Sixty-seven percent of Canadians know someone who suffers from depression, and many have worried at some time or another whether they themselves have the condition, according to an Angus Reid survey commissioned for the Mood Disorders Society of Canada.
The World Health Organization estimates that by 2020, depression will be the world’s second leading cause of disability, behind heart disease.
“Canadians must be encouraged to seek help instead of worrying silently if they suspect depression," explains Phil Upshall, Executive Director, Mood Disorders Society of of Canada (MDSC). "It’s important to help Canadians understand that recovery from mental illness is possible.”
While survey respondents recognized social withdrawal, sleep problems and sadness as key depression symptoms, they weren’t as aware of indicators such as excessive crying, trouble concentrating, insomnia, or muscle aches.
MDSC notes that 15 percent of people suffering from depression will take their lives by suicide—a higher mortality rate than cancer and heart disease. Depression as an illness should be treated with the same degree of concern and urgency as other life threatening conditions.

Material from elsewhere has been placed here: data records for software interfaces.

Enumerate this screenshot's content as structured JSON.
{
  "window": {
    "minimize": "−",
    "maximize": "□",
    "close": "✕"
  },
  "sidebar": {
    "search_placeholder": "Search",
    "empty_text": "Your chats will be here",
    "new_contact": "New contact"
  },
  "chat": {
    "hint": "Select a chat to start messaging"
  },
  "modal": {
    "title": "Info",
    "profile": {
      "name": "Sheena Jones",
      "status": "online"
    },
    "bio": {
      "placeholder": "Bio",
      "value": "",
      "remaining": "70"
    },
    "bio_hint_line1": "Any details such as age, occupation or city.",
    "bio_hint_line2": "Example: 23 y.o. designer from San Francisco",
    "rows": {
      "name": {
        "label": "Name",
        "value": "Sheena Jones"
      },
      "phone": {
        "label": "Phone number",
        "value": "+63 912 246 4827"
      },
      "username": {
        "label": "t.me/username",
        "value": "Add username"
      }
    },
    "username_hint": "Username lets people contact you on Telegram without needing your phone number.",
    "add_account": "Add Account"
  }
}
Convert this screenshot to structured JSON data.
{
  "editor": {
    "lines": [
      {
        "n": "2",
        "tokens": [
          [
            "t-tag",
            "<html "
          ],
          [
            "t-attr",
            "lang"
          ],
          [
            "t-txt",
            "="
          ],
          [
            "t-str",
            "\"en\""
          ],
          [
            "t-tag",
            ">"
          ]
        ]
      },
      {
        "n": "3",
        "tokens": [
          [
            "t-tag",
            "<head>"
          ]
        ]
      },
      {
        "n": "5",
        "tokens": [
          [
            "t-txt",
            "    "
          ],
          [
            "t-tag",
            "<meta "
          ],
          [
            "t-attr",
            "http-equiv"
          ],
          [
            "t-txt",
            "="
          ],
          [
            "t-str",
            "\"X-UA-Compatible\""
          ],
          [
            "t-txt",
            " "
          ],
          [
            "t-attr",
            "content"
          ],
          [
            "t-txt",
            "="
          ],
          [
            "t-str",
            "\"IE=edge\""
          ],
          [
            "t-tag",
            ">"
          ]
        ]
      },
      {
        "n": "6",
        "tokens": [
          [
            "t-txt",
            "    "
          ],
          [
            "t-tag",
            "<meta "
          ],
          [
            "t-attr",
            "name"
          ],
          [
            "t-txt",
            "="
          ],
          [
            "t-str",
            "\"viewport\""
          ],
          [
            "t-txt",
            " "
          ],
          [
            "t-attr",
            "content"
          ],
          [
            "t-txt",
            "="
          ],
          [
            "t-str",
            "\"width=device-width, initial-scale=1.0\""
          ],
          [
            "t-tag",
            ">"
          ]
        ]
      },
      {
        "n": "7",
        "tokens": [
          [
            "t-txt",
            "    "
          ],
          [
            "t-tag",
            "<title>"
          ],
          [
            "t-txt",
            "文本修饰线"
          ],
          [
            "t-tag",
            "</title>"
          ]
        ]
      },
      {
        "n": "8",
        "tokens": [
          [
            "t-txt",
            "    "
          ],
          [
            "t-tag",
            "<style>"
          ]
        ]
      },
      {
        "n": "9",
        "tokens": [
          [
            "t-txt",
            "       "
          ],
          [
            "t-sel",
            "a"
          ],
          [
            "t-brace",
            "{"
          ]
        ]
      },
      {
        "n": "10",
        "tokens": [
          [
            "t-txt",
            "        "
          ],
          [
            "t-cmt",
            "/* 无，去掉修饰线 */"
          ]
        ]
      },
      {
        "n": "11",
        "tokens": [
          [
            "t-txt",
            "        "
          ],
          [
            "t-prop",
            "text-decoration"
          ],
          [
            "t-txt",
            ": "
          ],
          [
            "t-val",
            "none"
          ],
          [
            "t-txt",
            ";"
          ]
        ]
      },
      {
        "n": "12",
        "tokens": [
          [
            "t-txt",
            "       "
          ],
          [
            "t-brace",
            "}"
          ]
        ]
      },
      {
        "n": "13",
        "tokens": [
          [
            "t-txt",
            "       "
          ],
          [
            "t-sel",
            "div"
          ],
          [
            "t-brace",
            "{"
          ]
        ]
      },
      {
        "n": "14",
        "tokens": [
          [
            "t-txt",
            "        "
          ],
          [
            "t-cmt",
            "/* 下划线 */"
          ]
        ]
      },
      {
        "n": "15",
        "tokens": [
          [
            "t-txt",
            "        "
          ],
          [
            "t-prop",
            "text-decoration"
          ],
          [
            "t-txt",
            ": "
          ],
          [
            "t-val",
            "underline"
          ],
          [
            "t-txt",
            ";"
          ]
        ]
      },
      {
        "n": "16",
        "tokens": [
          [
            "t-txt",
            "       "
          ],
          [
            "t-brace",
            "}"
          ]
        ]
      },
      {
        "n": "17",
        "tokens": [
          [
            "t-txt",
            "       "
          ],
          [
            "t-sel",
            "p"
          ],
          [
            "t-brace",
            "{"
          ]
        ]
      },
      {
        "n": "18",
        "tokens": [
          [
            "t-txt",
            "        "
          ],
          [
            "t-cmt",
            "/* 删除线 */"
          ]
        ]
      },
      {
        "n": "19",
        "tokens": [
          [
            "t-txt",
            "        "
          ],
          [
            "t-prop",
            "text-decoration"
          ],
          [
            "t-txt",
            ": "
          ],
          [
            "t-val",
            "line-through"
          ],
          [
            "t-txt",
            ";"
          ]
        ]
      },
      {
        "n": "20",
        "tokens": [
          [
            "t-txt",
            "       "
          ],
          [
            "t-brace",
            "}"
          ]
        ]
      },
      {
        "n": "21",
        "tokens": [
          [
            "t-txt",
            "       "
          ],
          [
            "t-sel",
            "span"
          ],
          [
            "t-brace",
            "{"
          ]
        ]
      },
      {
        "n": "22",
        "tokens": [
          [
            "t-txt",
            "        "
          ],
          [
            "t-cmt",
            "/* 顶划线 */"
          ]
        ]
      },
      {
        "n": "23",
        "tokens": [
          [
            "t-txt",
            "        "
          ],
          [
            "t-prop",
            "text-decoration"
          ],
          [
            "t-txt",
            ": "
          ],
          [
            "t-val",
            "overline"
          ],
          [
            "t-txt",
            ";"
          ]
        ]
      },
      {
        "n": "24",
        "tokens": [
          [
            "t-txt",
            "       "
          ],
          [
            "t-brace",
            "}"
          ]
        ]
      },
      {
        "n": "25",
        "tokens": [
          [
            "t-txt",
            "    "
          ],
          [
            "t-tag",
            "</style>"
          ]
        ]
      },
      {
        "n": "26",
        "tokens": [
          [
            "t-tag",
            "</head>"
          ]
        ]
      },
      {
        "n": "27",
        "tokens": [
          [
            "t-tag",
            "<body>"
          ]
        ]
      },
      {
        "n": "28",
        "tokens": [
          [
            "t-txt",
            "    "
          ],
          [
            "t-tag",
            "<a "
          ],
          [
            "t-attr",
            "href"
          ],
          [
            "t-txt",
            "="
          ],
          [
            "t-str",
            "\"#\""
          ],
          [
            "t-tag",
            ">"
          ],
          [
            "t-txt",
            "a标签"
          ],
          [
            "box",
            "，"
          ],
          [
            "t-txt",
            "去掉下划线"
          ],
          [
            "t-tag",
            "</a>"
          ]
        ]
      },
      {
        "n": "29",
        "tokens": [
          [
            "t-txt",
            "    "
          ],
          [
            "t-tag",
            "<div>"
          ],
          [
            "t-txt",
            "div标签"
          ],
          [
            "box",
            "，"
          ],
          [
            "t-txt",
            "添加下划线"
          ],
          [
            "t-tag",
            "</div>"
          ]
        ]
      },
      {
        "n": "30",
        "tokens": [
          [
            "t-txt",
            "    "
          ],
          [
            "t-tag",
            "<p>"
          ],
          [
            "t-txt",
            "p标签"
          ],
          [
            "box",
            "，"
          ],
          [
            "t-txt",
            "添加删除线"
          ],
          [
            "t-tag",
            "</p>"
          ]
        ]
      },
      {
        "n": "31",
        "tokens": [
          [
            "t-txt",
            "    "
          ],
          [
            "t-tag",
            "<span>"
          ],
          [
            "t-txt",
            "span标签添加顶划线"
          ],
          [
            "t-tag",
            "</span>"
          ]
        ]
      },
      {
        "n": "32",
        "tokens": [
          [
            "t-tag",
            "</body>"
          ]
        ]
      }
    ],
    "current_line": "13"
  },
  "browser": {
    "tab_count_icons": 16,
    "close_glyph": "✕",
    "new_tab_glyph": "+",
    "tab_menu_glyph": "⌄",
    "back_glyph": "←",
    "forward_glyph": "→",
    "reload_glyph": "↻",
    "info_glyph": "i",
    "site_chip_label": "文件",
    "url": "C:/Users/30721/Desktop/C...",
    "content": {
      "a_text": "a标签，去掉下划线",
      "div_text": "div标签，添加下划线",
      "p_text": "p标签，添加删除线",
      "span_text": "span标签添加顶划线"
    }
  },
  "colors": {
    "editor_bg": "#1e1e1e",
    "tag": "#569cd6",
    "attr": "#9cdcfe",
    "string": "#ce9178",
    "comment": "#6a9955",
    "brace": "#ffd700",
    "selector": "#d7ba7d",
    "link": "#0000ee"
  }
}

It’s so frustrating to know that so many people suffer from depression, yet not enough get the treatment they need due to stigma surrounding the illness. Let’s spread the word.